* Task instructions
Print each record exactly as it appears, but drop the images.

* Entries provided

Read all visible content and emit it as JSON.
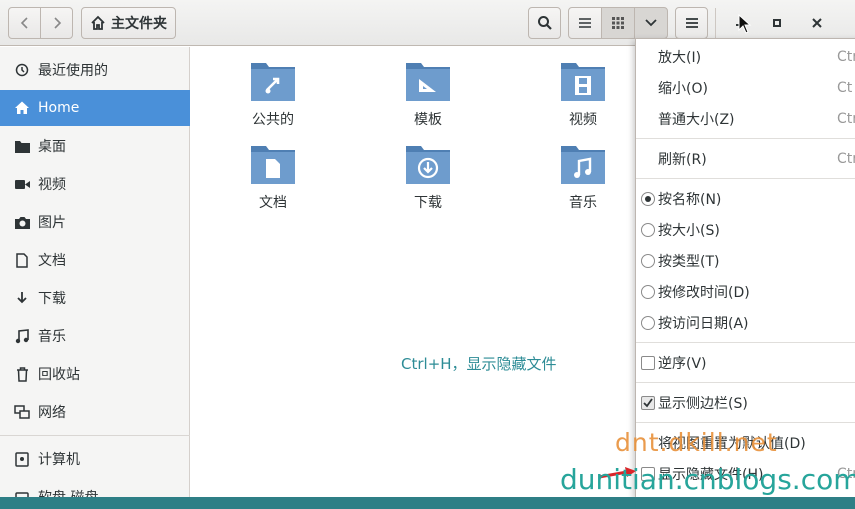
{
  "header": {
    "location": "主文件夹"
  },
  "sidebar": {
    "items": [
      {
        "label": "最近使用的",
        "icon": "clock-icon"
      },
      {
        "label": "Home",
        "icon": "home-icon",
        "active": true
      },
      {
        "label": "桌面",
        "icon": "folder-icon"
      },
      {
        "label": "视频",
        "icon": "video-icon"
      },
      {
        "label": "图片",
        "icon": "camera-icon"
      },
      {
        "label": "文档",
        "icon": "document-icon"
      },
      {
        "label": "下载",
        "icon": "download-icon"
      },
      {
        "label": "音乐",
        "icon": "music-icon"
      },
      {
        "label": "回收站",
        "icon": "trash-icon"
      },
      {
        "label": "网络",
        "icon": "network-icon"
      },
      {
        "label": "计算机",
        "icon": "computer-icon"
      },
      {
        "label": "软盘 磁盘",
        "icon": "disk-icon"
      }
    ]
  },
  "folders": [
    {
      "label": "公共的",
      "icon": "share-icon"
    },
    {
      "label": "模板",
      "icon": "template-icon"
    },
    {
      "label": "视频",
      "icon": "film-icon"
    },
    {
      "label": "文档",
      "icon": "document-icon"
    },
    {
      "label": "下载",
      "icon": "download-icon"
    },
    {
      "label": "音乐",
      "icon": "music-note-icon"
    }
  ],
  "content": {
    "hint": "Ctrl+H，显示隐藏文件"
  },
  "menu": {
    "zoom_in": {
      "label": "放大(I)",
      "accel": "Ctr"
    },
    "zoom_out": {
      "label": "缩小(O)",
      "accel": "Ct"
    },
    "normal_size": {
      "label": "普通大小(Z)",
      "accel": "Ctr"
    },
    "reload": {
      "label": "刷新(R)",
      "accel": "Ctr"
    },
    "sort_name": {
      "label": "按名称(N)",
      "selected": true
    },
    "sort_size": {
      "label": "按大小(S)",
      "selected": false
    },
    "sort_type": {
      "label": "按类型(T)",
      "selected": false
    },
    "sort_mtime": {
      "label": "按修改时间(D)",
      "selected": false
    },
    "sort_atime": {
      "label": "按访问日期(A)",
      "selected": false
    },
    "reverse": {
      "label": "逆序(V)",
      "checked": false
    },
    "show_sidebar": {
      "label": "显示侧边栏(S)",
      "checked": true
    },
    "reset_view": {
      "label": "将视图重置为默认值(D)"
    },
    "show_hidden": {
      "label": "显示隐藏文件(H)",
      "accel": "Ctr",
      "checked": false
    }
  },
  "watermarks": {
    "site1": "dnt.dkill.net",
    "site2": "dunitian.cnblogs.com"
  },
  "colors": {
    "accent": "#4a90d9",
    "folder": "#5f8fc4",
    "hint": "#2d8c96",
    "desktop": "#2e7f86"
  }
}
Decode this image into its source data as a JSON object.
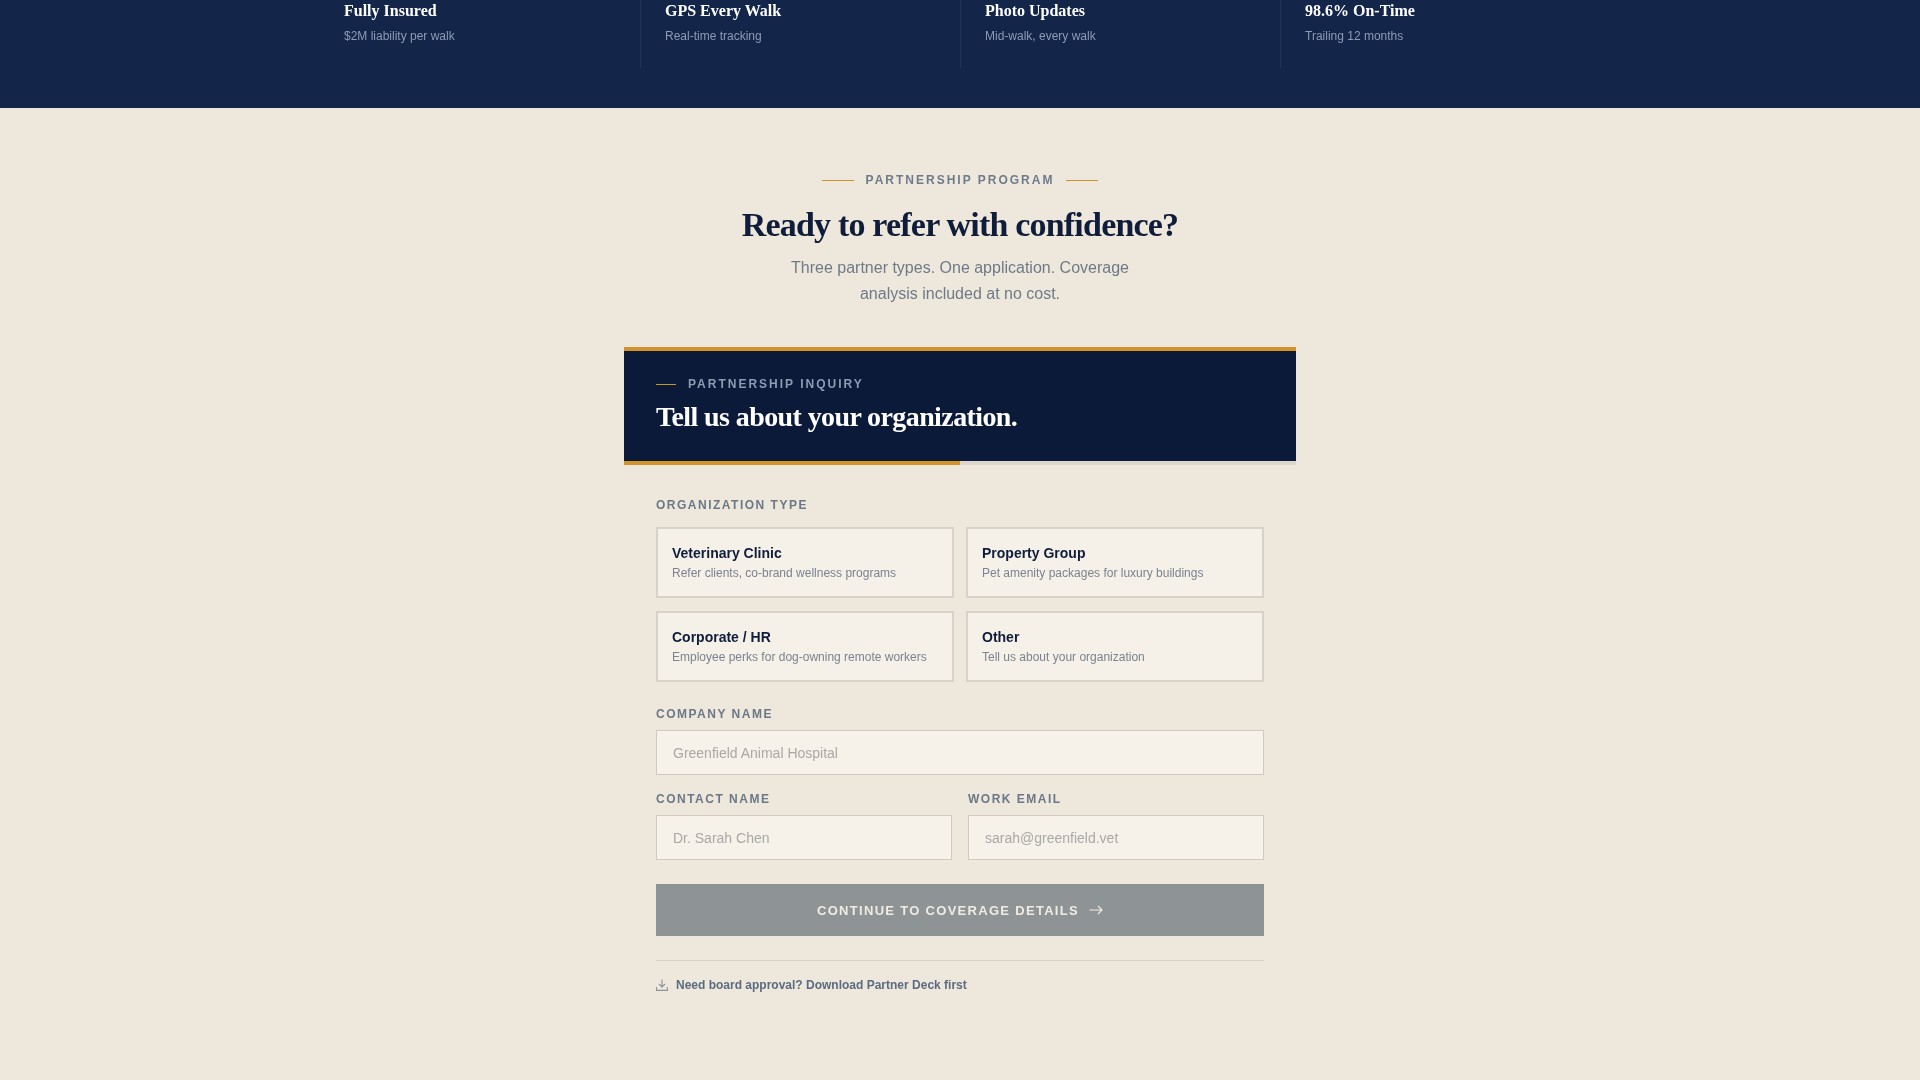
{
  "features": [
    {
      "title": "Fully Insured",
      "subtitle": "$2M liability per walk"
    },
    {
      "title": "GPS Every Walk",
      "subtitle": "Real-time tracking"
    },
    {
      "title": "Photo Updates",
      "subtitle": "Mid-walk, every walk"
    },
    {
      "title": "98.6% On-Time",
      "subtitle": "Trailing 12 months"
    }
  ],
  "section": {
    "eyebrow": "PARTNERSHIP PROGRAM",
    "heading": "Ready to refer with confidence?",
    "subheading": "Three partner types. One application. Coverage analysis included at no cost."
  },
  "form": {
    "eyebrow": "PARTNERSHIP INQUIRY",
    "title": "Tell us about your organization.",
    "progress": {
      "level": 0.5
    },
    "org_type": {
      "label": "ORGANIZATION TYPE",
      "options": [
        {
          "title": "Veterinary Clinic",
          "description": "Refer clients, co-brand wellness programs",
          "selected": false
        },
        {
          "title": "Property Group",
          "description": "Pet amenity packages for luxury buildings",
          "selected": false
        },
        {
          "title": "Corporate / HR",
          "description": "Employee perks for dog-owning remote workers",
          "selected": false
        },
        {
          "title": "Other",
          "description": "Tell us about your organization",
          "selected": false
        }
      ]
    },
    "field_rows": [
      [
        {
          "label": "COMPANY NAME",
          "placeholder": "Greenfield Animal Hospital"
        }
      ],
      [
        {
          "label": "CONTACT NAME",
          "placeholder": "Dr. Sarah Chen"
        },
        {
          "label": "WORK EMAIL",
          "placeholder": "sarah@greenfield.vet"
        }
      ]
    ],
    "submit": {
      "label": "CONTINUE TO COVERAGE DETAILS",
      "disabled": true
    },
    "deck_link": {
      "label": "Need board approval? Download Partner Deck first"
    }
  }
}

* Your solution
Read all visible content and emit it as JSON.
{
  "header": {
    "location": "主文件夹"
  },
  "sidebar": {
    "items": [
      {
        "label": "最近使用的",
        "icon": "clock-icon"
      },
      {
        "label": "Home",
        "icon": "home-icon",
        "active": true
      },
      {
        "label": "桌面",
        "icon": "folder-icon"
      },
      {
        "label": "视频",
        "icon": "video-icon"
      },
      {
        "label": "图片",
        "icon": "camera-icon"
      },
      {
        "label": "文档",
        "icon": "document-icon"
      },
      {
        "label": "下载",
        "icon": "download-icon"
      },
      {
        "label": "音乐",
        "icon": "music-icon"
      },
      {
        "label": "回收站",
        "icon": "trash-icon"
      },
      {
        "label": "网络",
        "icon": "network-icon"
      },
      {
        "label": "计算机",
        "icon": "computer-icon"
      },
      {
        "label": "软盘 磁盘",
        "icon": "disk-icon"
      }
    ]
  },
  "folders": [
    {
      "label": "公共的",
      "icon": "share-icon"
    },
    {
      "label": "模板",
      "icon": "template-icon"
    },
    {
      "label": "视频",
      "icon": "film-icon"
    },
    {
      "label": "文档",
      "icon": "document-icon"
    },
    {
      "label": "下载",
      "icon": "download-icon"
    },
    {
      "label": "音乐",
      "icon": "music-note-icon"
    }
  ],
  "content": {
    "hint": "Ctrl+H，显示隐藏文件"
  },
  "menu": {
    "zoom_in": {
      "label": "放大(I)",
      "accel": "Ctr"
    },
    "zoom_out": {
      "label": "缩小(O)",
      "accel": "Ct"
    },
    "normal_size": {
      "label": "普通大小(Z)",
      "accel": "Ctr"
    },
    "reload": {
      "label": "刷新(R)",
      "accel": "Ctr"
    },
    "sort_name": {
      "label": "按名称(N)",
      "selected": true
    },
    "sort_size": {
      "label": "按大小(S)",
      "selected": false
    },
    "sort_type": {
      "label": "按类型(T)",
      "selected": false
    },
    "sort_mtime": {
      "label": "按修改时间(D)",
      "selected": false
    },
    "sort_atime": {
      "label": "按访问日期(A)",
      "selected": false
    },
    "reverse": {
      "label": "逆序(V)",
      "checked": false
    },
    "show_sidebar": {
      "label": "显示侧边栏(S)",
      "checked": true
    },
    "reset_view": {
      "label": "将视图重置为默认值(D)"
    },
    "show_hidden": {
      "label": "显示隐藏文件(H)",
      "accel": "Ctr",
      "checked": false
    }
  },
  "watermarks": {
    "site1": "dnt.dkill.net",
    "site2": "dunitian.cnblogs.com"
  },
  "colors": {
    "accent": "#4a90d9",
    "folder": "#5f8fc4",
    "hint": "#2d8c96",
    "desktop": "#2e7f86"
  }
}
Decode this image into its source data as a JSON object.
{
  "features": [
    {
      "title": "Fully Insured",
      "subtitle": "$2M liability per walk"
    },
    {
      "title": "GPS Every Walk",
      "subtitle": "Real-time tracking"
    },
    {
      "title": "Photo Updates",
      "subtitle": "Mid-walk, every walk"
    },
    {
      "title": "98.6% On-Time",
      "subtitle": "Trailing 12 months"
    }
  ],
  "section": {
    "eyebrow": "PARTNERSHIP PROGRAM",
    "heading": "Ready to refer with confidence?",
    "subheading": "Three partner types. One application. Coverage analysis included at no cost."
  },
  "form": {
    "eyebrow": "PARTNERSHIP INQUIRY",
    "title": "Tell us about your organization.",
    "progress": {
      "level": 0.5
    },
    "org_type": {
      "label": "ORGANIZATION TYPE",
      "options": [
        {
          "title": "Veterinary Clinic",
          "description": "Refer clients, co-brand wellness programs",
          "selected": false
        },
        {
          "title": "Property Group",
          "description": "Pet amenity packages for luxury buildings",
          "selected": false
        },
        {
          "title": "Corporate / HR",
          "description": "Employee perks for dog-owning remote workers",
          "selected": false
        },
        {
          "title": "Other",
          "description": "Tell us about your organization",
          "selected": false
        }
      ]
    },
    "field_rows": [
      [
        {
          "label": "COMPANY NAME",
          "placeholder": "Greenfield Animal Hospital"
        }
      ],
      [
        {
          "label": "CONTACT NAME",
          "placeholder": "Dr. Sarah Chen"
        },
        {
          "label": "WORK EMAIL",
          "placeholder": "sarah@greenfield.vet"
        }
      ]
    ],
    "submit": {
      "label": "CONTINUE TO COVERAGE DETAILS",
      "disabled": true
    },
    "deck_link": {
      "label": "Need board approval? Download Partner Deck first"
    }
  }
}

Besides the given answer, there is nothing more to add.